Not a bad start — but we’ve come such a long way since then in so many different ways.
The funds raised through the Out of the Darkness Walks contribute directly to our efforts to save lives and bring hope to those affected by suicide: caring support for those who’ve lost a loved one, research that helps reveal how lives can be saved in the future, suicide prevention education programs, public policy advocacy, and more. It’s thanks to our record of translating these funds into practical and impactful action that we have been awarded an“A” rating from Charity Watch and four-stars on Charity Navigator.
Last year, over 5,000 people walked in Atlanta, raising over half a million dollars. That 2022 Walk ranked third of over 400 Walks nationwide in funds raised, and we are so proud. For this year’s Walk, the Atlanta Walk Committee and staff have a goal of $670,000. Last year, $23.5 million was raised nationwide; this year’s goal is $27 million. People across the country are realizing more and more that these efforts are important and are stepping up to support us.
We’ve also come a long way in how people have become much more open to talking about mental health and suicide. The first few years of our Walks, people passing by would come up to us and ask what we were doing. They often seemed confused about how a Walk could help to fight suicide. We explained the importance of bringing this subject out into the open and sending the message that no one is alone, the importance of supporting those affected by suicide, and the importance of educating, funding scientific research, and advocating for impactful public policy related to mental health and suicide prevention.

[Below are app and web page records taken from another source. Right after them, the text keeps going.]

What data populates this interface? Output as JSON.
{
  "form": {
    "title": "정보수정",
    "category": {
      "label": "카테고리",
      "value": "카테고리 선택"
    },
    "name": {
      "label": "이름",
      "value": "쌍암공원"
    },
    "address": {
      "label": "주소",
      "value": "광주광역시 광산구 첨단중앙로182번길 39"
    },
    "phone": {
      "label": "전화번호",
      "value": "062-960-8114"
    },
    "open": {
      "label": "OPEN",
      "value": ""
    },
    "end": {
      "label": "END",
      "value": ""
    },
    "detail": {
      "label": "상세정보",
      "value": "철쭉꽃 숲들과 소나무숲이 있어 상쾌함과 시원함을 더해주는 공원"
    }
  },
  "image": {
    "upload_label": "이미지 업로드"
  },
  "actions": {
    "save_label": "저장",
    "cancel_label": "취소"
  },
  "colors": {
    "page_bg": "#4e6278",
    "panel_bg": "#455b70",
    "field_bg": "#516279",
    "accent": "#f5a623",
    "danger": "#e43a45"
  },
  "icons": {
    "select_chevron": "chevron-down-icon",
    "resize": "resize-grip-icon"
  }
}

We raised over $100,000 those first two years the Atlanta Walk took place and were able to build a sustainable local AFSP chapter in Georgia in 2006. Now, when people come upon us at a Walk, they take resources, sign up to volunteer, and ask to put something on a Hope and Healing wall. So many people have been touched by suicide. Many of them find us through our Walks.
The majority of funds raised at the Walks now come from our amazing Walkers. They are passionate about this cause for many reasons: they may have lost a loved one to suicide, they may have their own lived experience, they may work in the mental health field, or they simply understand that this is an issue that affects us all and needs everyone’s support. They understand we are good stewards of their money, with over 80 percent going to programs and research versus administrative and fundraising costs. Their donors understand this, too, and give generously.
What hasn’t changed about our Out of the Darkness Walks is the sense of community built around our collective goal to stop suicide. At the Walks, our dedicated, hardworking volunteers are always at the ready with a smile, a hug and a tissue. The sense of shared purpose makes our Walks healing and hopeful events, at which lifelong connections and friendships often start.